Segment Start: Extracted data

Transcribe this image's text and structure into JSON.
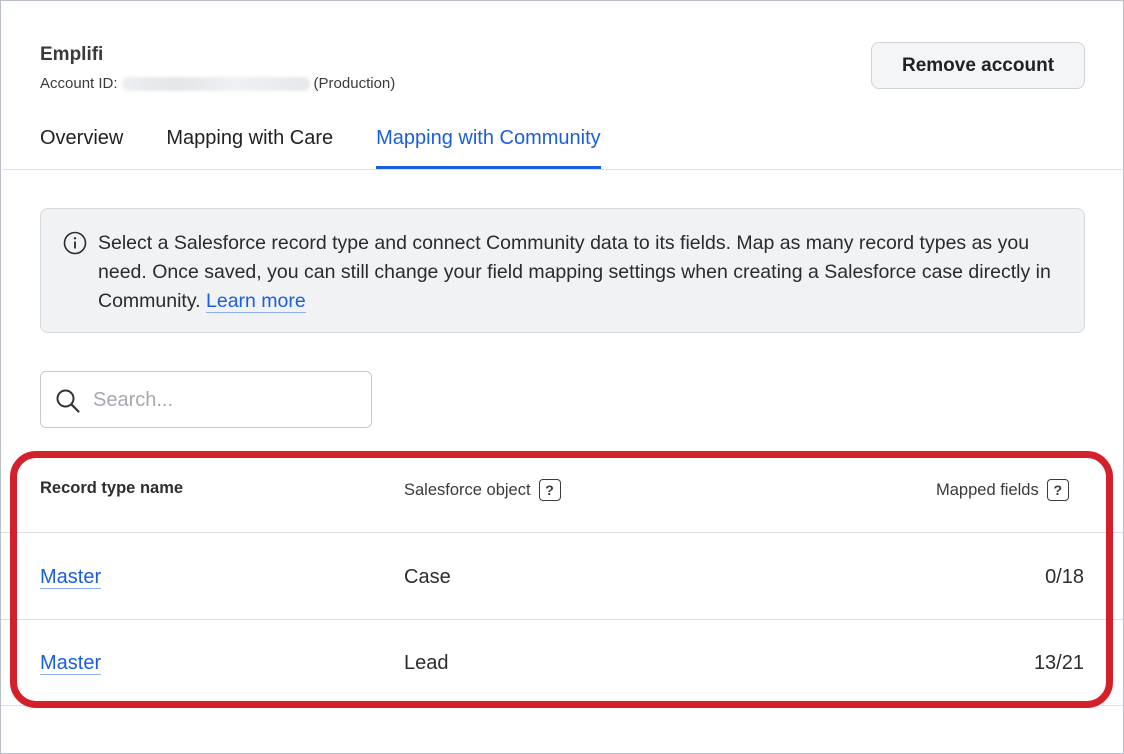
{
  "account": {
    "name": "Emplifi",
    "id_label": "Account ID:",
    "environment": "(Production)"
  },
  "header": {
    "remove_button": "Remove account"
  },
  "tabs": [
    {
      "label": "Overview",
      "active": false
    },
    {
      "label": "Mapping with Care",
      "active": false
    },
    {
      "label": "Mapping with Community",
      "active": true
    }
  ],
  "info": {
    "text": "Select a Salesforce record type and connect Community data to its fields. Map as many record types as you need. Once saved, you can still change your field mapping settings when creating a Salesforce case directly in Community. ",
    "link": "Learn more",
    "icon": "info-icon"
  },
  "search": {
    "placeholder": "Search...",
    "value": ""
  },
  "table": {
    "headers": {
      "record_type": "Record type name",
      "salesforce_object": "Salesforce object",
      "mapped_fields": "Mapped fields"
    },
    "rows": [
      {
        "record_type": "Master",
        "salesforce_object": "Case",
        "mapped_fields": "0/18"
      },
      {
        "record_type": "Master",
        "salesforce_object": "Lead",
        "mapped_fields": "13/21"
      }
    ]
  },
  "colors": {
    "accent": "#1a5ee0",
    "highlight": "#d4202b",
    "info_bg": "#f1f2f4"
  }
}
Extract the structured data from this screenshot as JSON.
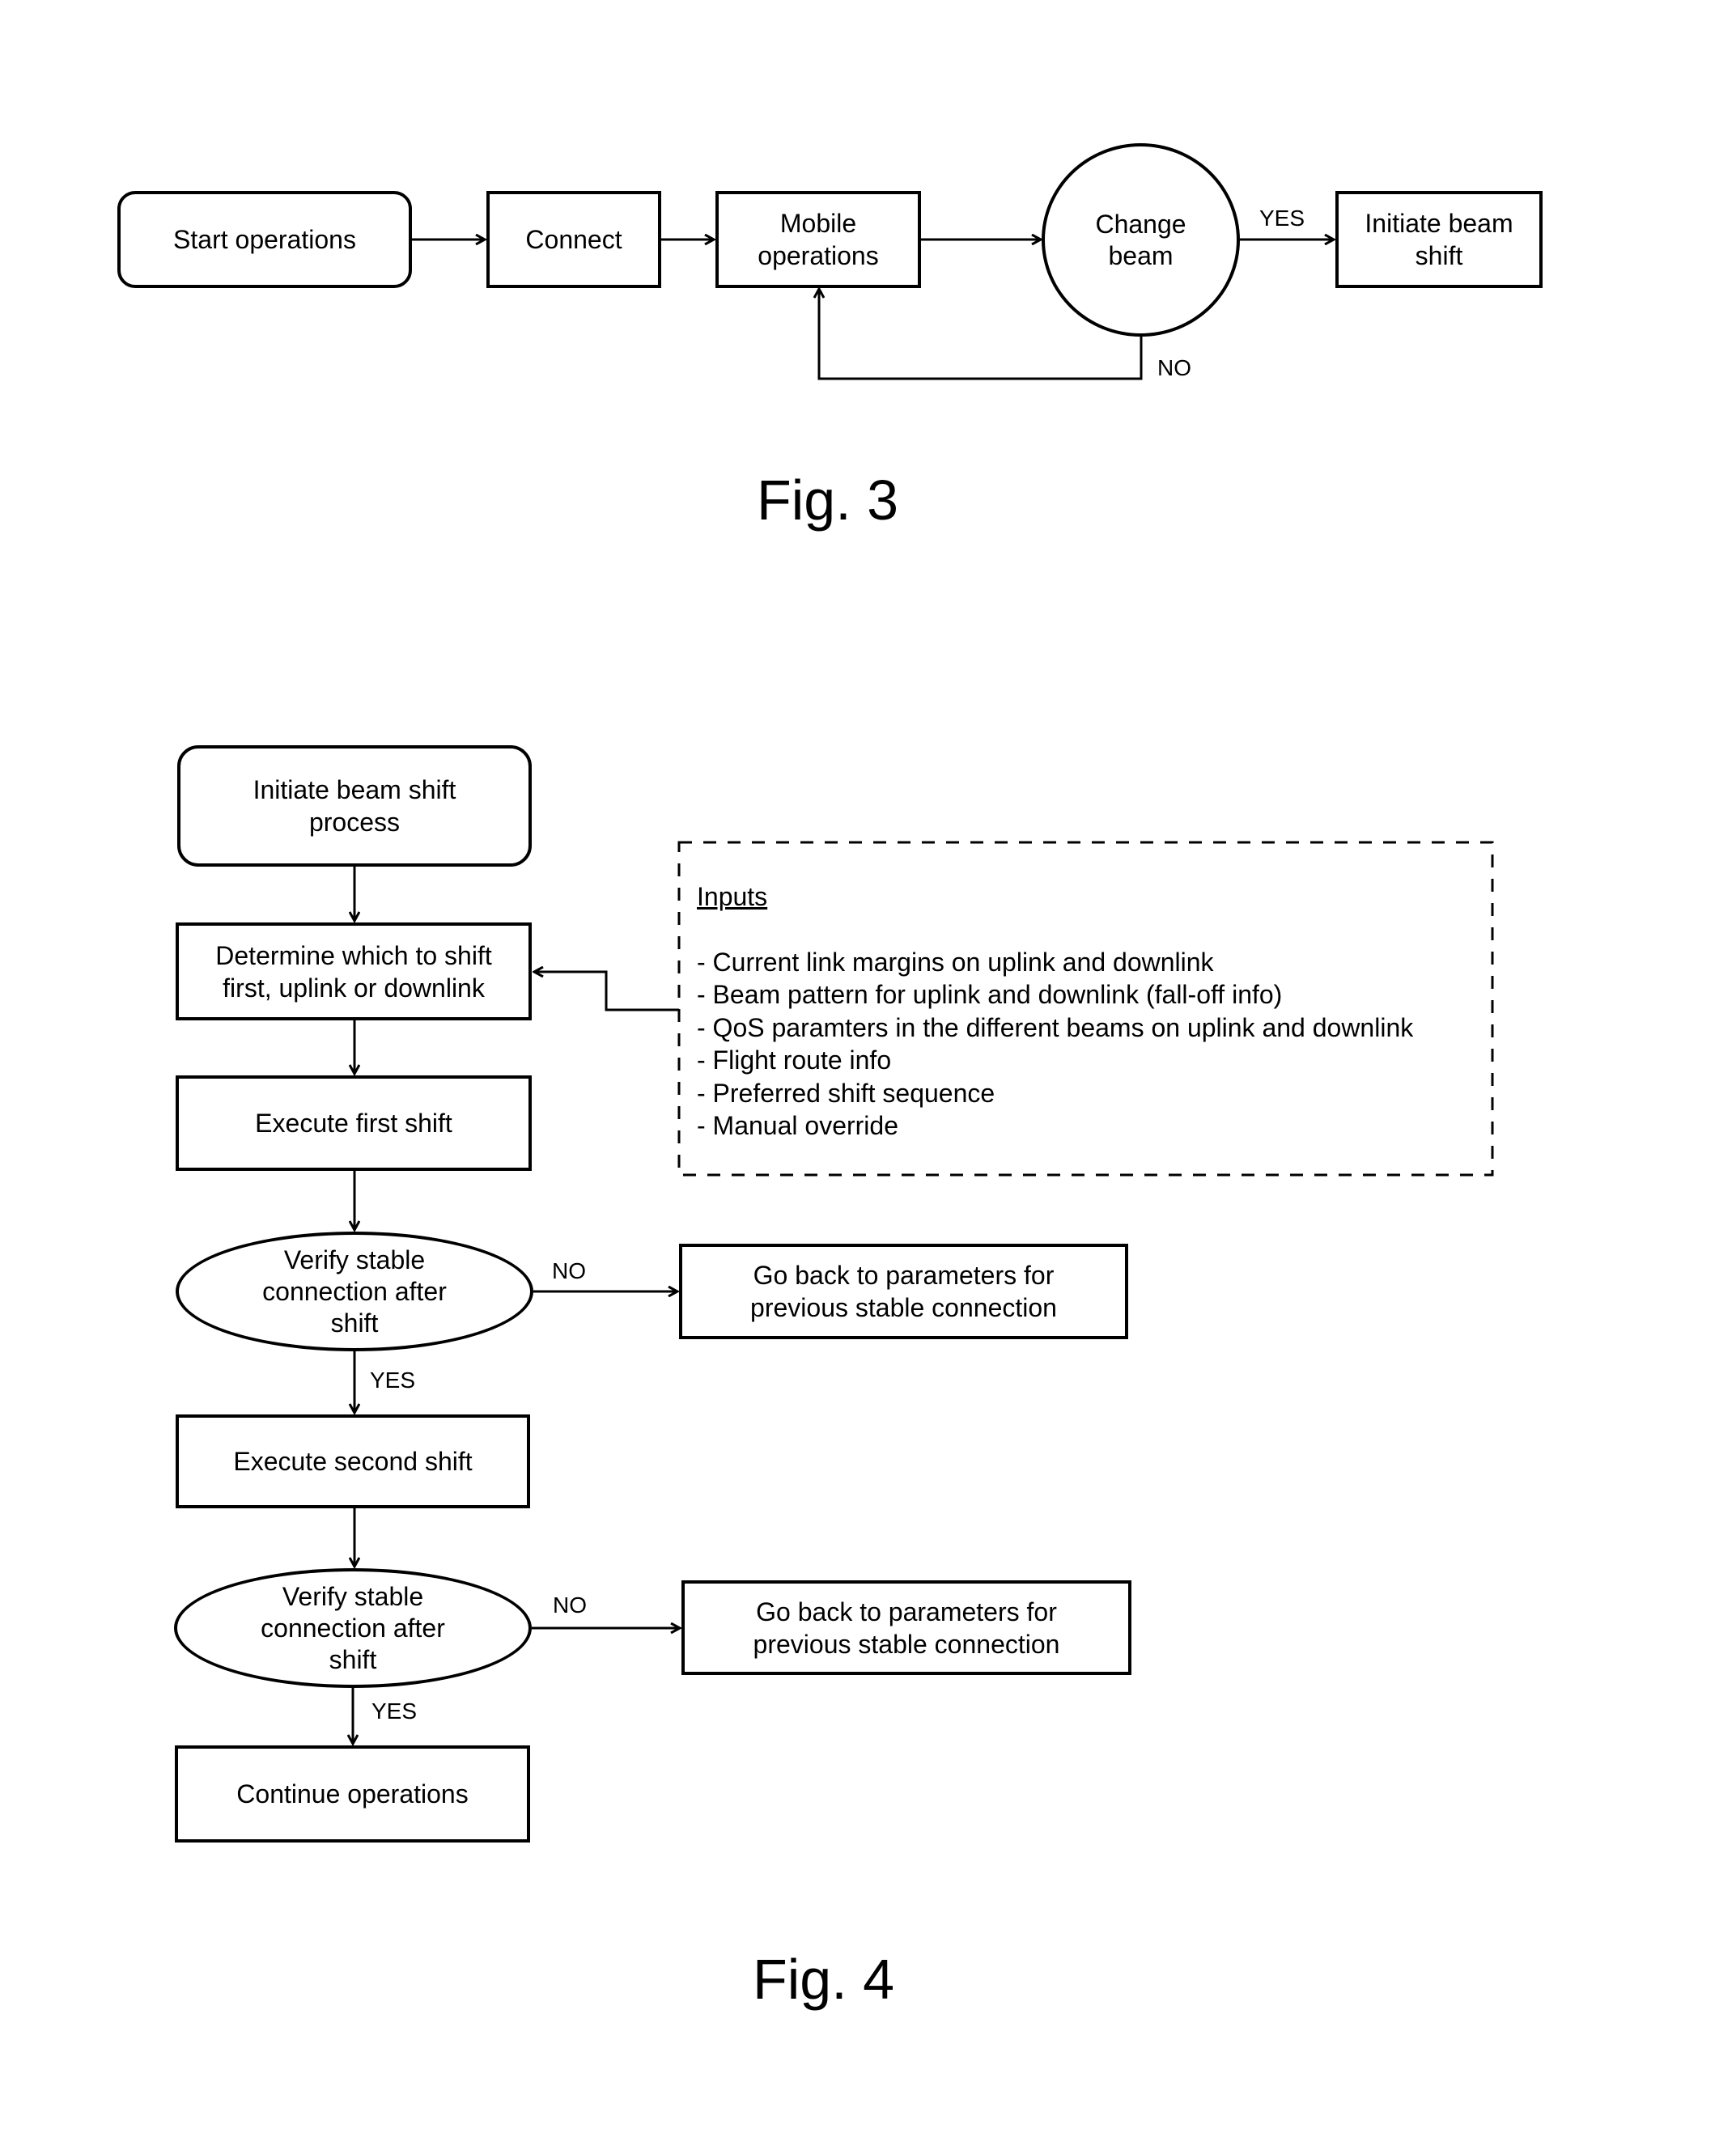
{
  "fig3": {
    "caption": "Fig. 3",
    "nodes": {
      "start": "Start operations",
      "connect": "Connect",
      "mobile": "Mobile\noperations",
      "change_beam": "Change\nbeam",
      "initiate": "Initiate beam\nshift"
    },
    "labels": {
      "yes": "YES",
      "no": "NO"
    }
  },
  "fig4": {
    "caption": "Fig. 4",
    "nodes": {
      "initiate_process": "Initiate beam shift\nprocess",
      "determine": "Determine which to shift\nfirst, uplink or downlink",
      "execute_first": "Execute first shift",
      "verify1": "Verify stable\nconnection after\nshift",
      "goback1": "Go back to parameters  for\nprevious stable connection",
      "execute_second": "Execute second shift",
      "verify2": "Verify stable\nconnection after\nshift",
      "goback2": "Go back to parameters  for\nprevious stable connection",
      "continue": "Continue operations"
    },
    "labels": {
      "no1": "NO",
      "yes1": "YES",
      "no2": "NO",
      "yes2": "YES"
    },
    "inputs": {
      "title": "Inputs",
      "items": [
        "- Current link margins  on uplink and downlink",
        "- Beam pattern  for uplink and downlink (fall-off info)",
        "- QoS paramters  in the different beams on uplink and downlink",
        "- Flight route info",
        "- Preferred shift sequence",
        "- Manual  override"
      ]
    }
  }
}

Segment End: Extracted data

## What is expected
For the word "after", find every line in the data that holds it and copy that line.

## Problem solution
      "verify1": "Verify stable\nconnection after\nshift",
      "verify2": "Verify stable\nconnection after\nshift",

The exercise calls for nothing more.